● Try it
Across the entries below, how many lines contain the word "JSON"? Give the number alone.

Items from a data source:

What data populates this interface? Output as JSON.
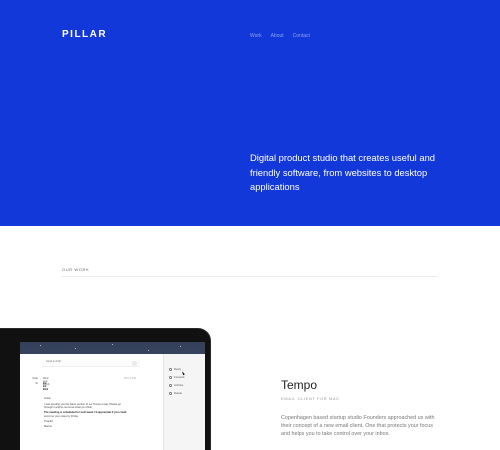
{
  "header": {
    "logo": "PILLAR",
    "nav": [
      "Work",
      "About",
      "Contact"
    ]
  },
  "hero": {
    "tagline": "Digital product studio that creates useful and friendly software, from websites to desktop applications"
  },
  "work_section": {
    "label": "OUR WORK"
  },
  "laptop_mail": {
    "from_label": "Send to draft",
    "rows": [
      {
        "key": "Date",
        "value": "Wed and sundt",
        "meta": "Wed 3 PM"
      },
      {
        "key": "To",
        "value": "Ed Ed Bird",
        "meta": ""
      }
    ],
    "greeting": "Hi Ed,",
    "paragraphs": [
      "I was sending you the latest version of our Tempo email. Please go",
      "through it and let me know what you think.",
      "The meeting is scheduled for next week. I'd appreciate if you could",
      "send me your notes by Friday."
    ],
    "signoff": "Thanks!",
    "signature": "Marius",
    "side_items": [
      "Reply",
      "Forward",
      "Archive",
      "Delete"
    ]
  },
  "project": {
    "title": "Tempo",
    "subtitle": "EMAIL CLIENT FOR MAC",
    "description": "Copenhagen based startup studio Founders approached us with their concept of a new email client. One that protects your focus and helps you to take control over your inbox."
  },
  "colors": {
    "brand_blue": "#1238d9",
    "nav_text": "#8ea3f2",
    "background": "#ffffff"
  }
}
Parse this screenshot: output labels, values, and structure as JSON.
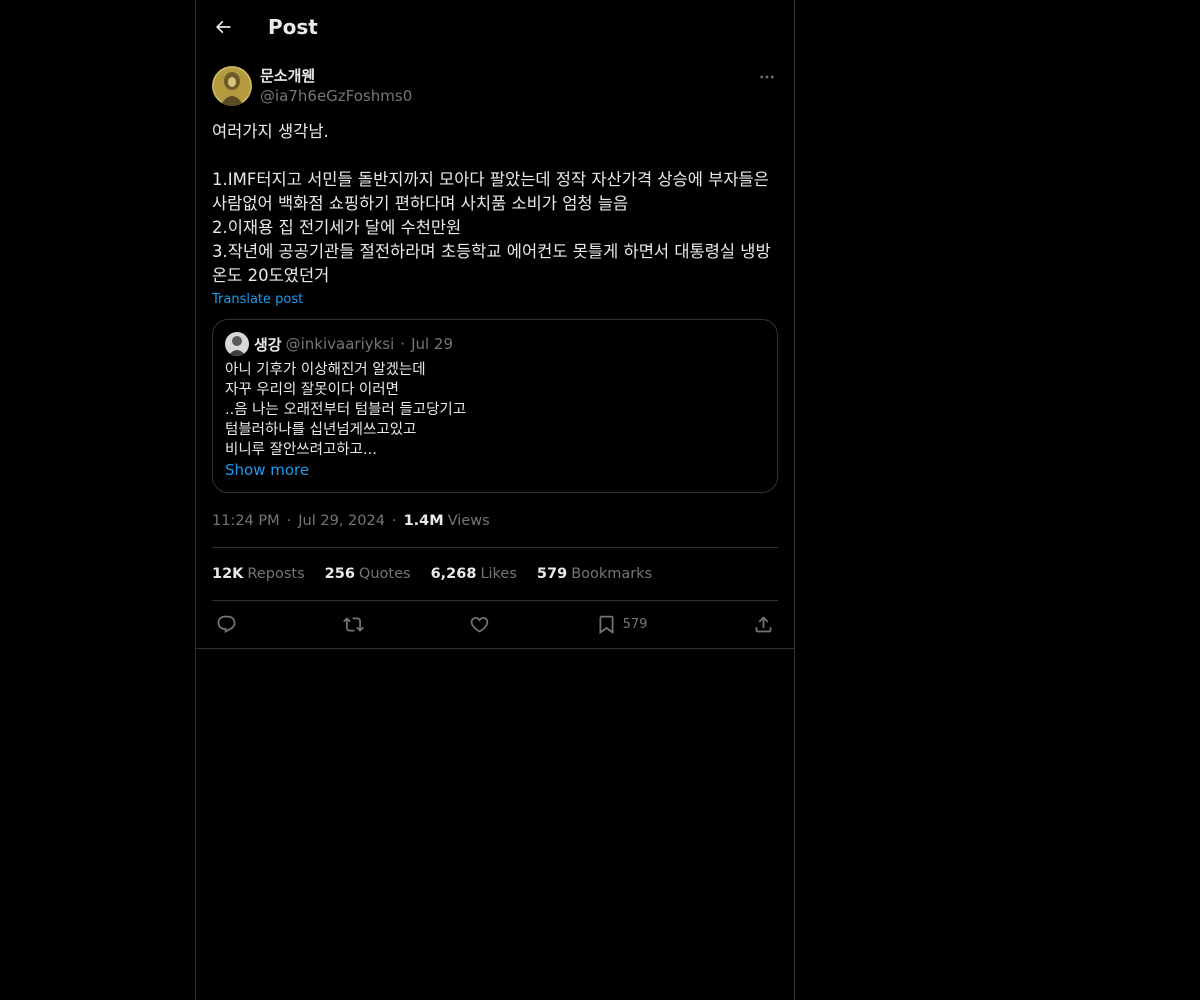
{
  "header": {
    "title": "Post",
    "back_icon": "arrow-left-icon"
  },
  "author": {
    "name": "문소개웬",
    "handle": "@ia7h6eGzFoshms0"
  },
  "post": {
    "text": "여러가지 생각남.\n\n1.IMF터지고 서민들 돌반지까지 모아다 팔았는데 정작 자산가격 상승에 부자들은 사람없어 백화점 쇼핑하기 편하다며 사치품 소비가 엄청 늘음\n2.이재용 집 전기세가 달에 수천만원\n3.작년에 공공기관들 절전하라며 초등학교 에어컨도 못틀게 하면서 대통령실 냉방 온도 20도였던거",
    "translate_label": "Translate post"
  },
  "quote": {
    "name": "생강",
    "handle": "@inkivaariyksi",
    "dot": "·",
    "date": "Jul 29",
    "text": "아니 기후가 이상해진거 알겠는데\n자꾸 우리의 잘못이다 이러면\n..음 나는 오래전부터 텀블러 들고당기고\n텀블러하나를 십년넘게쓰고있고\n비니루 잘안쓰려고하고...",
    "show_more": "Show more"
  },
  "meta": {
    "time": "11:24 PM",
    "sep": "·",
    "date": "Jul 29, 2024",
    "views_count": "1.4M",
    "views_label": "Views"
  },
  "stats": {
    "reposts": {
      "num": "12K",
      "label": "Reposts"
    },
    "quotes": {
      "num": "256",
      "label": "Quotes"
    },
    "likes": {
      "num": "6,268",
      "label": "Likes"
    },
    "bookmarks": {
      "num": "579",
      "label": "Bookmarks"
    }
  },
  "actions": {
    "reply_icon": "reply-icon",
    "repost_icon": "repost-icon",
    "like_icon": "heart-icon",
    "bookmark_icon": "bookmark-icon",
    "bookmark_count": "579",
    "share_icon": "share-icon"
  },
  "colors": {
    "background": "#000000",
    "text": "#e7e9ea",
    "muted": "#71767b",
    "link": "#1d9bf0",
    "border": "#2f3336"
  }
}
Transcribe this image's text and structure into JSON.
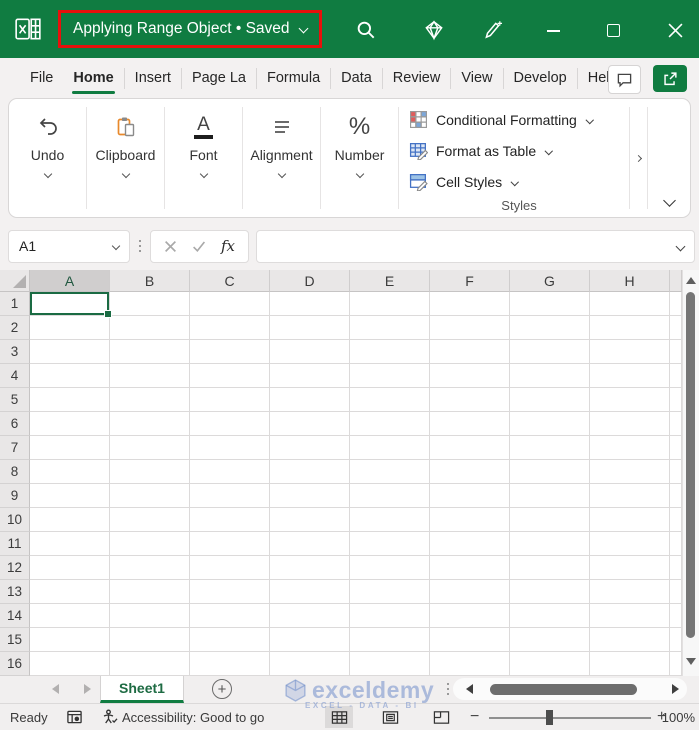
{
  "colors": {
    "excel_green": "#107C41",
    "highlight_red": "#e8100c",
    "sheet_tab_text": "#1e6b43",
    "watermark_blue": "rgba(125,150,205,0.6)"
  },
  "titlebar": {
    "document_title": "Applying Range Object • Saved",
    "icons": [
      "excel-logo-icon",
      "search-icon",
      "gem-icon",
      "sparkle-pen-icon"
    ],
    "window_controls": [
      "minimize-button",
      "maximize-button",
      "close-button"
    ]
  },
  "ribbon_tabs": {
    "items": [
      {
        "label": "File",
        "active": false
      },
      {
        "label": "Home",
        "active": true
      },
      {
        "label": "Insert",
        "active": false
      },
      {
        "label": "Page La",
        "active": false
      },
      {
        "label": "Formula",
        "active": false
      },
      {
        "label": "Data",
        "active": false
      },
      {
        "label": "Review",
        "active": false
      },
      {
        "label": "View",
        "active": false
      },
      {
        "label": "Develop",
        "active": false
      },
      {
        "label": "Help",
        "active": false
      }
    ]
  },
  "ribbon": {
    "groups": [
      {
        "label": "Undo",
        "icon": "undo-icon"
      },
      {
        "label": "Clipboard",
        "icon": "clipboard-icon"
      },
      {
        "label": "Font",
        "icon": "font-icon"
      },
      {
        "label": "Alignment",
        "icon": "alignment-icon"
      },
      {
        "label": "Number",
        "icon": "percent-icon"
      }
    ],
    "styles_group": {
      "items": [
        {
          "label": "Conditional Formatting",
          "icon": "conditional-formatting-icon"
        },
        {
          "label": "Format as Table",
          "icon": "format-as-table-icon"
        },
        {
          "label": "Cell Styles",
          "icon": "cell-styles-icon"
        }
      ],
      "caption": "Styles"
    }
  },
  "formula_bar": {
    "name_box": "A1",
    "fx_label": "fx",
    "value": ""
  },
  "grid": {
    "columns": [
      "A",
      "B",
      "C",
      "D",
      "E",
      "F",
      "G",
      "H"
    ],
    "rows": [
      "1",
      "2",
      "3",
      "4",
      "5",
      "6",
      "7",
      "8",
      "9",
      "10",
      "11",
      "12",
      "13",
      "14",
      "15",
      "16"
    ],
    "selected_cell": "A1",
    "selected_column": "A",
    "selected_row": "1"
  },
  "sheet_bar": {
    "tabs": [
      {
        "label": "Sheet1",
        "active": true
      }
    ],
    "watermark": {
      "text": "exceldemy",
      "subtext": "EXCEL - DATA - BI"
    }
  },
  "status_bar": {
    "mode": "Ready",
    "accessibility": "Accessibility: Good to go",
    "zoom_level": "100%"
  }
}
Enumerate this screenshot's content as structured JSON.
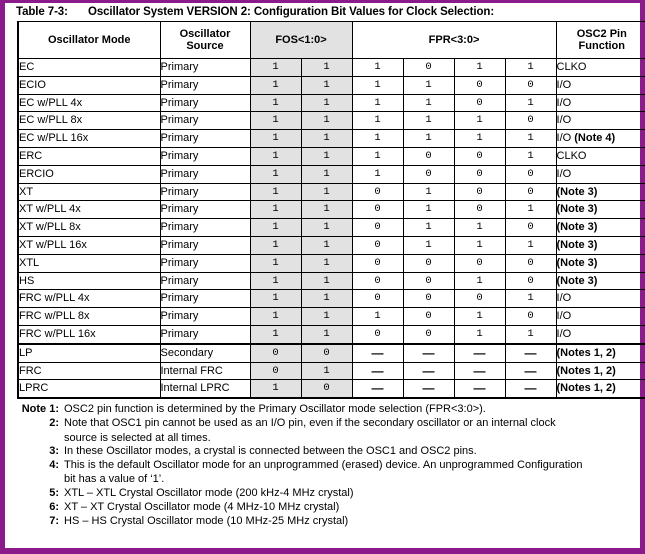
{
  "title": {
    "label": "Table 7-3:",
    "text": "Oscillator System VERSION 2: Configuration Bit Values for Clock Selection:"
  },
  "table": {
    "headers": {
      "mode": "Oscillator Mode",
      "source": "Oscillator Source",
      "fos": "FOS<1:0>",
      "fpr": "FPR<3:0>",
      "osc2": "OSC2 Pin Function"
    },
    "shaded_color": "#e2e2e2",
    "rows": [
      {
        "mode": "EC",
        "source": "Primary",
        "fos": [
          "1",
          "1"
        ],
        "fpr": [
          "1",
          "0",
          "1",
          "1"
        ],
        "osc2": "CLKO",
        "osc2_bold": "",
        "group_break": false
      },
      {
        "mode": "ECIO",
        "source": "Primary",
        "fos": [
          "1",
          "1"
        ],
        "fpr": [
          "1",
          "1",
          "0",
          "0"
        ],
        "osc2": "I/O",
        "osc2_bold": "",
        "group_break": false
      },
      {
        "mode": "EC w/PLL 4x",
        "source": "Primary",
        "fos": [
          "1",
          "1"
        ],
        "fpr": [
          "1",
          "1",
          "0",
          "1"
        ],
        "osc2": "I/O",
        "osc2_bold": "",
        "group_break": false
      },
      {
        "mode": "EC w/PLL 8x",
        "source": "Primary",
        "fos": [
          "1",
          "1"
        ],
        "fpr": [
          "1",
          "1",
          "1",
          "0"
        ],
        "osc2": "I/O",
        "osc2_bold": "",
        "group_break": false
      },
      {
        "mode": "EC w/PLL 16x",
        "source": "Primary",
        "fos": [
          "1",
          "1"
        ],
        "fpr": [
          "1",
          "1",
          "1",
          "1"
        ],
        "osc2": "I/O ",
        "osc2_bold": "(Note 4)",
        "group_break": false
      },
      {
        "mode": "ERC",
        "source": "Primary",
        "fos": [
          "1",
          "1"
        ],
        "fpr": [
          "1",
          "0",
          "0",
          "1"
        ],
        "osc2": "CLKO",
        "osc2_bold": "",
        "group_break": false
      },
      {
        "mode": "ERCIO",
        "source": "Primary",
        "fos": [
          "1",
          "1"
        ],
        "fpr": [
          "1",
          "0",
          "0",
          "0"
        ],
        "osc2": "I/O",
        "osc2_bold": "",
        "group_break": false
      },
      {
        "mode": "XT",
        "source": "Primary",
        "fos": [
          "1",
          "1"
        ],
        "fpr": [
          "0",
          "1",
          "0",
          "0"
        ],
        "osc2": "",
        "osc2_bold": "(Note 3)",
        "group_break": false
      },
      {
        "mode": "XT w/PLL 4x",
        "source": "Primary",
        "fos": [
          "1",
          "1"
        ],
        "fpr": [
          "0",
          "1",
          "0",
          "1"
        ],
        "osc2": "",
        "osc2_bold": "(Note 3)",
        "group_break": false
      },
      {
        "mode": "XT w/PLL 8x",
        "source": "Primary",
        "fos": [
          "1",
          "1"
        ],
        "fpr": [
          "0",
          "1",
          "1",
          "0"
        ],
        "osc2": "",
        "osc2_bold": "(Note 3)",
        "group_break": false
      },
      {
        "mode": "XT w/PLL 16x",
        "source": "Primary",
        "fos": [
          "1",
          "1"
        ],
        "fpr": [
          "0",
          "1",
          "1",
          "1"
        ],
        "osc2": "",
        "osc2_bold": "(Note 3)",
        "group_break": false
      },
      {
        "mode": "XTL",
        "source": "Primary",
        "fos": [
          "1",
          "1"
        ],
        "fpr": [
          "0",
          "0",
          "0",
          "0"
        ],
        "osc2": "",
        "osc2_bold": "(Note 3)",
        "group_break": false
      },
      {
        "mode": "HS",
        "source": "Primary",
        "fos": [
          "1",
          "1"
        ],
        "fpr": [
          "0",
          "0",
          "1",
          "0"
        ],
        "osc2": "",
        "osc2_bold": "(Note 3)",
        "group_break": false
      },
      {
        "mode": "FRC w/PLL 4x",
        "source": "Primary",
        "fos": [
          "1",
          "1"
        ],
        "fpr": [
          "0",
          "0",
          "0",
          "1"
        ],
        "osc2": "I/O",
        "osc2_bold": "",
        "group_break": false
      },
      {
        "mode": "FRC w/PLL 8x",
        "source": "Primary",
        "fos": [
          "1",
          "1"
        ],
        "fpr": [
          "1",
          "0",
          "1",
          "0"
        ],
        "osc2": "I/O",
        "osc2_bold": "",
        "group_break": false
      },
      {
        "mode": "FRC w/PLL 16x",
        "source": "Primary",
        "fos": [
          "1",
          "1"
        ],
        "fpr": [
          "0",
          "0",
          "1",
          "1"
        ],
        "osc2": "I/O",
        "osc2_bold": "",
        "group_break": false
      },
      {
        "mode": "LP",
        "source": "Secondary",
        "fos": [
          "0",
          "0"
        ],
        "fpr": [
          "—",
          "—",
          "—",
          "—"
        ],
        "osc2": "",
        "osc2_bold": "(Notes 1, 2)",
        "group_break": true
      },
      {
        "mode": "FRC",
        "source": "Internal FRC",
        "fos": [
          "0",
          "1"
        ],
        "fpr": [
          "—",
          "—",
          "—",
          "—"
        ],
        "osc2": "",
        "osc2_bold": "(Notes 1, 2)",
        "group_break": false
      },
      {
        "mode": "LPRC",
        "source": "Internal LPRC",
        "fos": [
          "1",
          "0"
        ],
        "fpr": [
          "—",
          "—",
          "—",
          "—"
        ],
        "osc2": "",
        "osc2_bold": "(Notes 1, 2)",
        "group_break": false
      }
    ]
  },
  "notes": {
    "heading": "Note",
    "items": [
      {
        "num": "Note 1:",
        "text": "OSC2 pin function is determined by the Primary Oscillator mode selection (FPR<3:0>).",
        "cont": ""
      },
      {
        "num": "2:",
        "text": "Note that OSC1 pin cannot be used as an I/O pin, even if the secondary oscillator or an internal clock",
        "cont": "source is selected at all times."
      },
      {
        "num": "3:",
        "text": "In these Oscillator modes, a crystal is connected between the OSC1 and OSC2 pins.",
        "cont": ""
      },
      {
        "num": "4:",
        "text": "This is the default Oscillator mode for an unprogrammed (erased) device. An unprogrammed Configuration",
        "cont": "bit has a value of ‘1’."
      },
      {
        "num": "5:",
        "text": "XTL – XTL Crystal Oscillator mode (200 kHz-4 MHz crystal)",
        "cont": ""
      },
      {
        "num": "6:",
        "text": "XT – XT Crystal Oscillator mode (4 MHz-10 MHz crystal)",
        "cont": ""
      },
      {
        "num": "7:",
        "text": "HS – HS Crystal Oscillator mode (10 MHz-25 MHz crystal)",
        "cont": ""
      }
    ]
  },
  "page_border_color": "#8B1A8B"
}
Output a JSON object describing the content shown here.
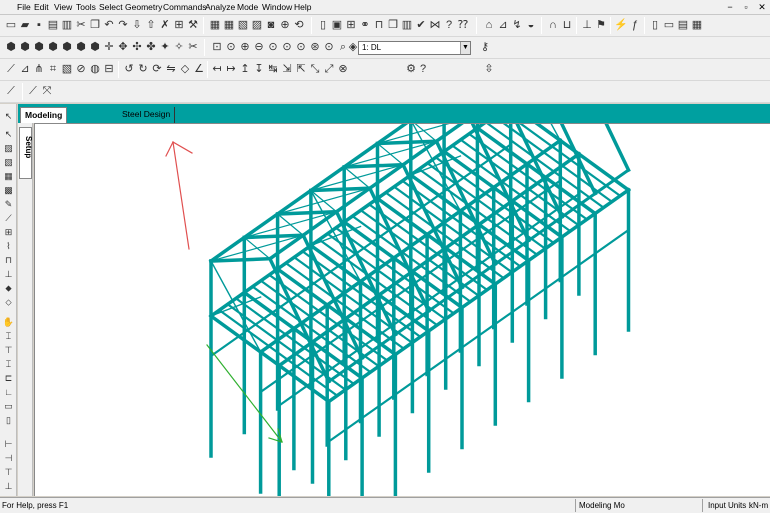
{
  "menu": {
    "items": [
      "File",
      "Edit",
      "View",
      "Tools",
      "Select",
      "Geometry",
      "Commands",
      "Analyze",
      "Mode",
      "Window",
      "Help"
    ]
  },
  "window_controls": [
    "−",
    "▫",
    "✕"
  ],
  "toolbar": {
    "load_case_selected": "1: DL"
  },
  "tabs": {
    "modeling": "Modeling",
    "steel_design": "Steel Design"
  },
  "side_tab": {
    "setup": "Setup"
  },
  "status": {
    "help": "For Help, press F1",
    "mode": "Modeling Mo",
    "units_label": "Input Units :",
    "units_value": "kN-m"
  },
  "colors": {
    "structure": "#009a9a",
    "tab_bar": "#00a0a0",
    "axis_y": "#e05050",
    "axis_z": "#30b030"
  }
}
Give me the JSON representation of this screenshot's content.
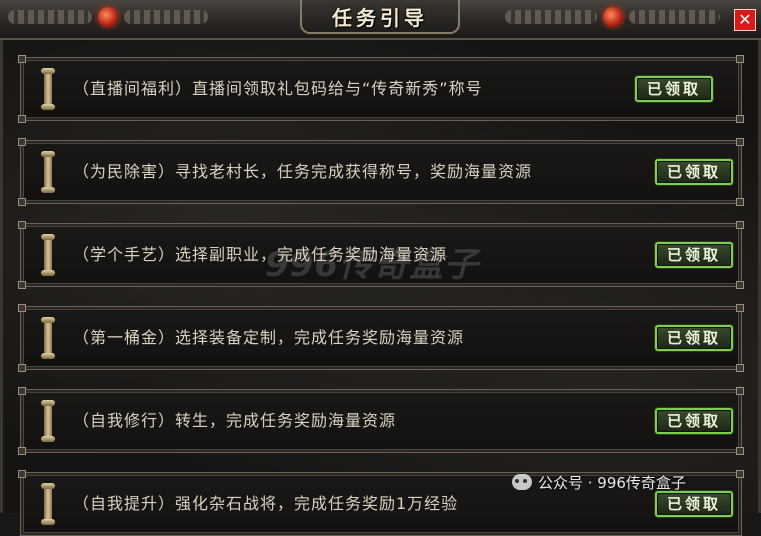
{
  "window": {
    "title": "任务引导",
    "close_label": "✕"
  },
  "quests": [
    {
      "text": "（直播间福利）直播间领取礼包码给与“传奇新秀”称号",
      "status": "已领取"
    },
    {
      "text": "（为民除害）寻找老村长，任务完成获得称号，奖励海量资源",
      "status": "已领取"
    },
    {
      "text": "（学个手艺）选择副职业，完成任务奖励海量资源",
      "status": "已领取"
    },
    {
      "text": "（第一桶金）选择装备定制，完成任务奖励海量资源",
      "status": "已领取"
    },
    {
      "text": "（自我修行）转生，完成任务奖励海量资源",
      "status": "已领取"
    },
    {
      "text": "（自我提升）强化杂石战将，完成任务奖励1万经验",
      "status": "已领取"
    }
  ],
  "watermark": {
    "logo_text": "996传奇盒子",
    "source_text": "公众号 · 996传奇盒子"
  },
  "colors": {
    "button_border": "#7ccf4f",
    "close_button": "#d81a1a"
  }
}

● Solved exercise
6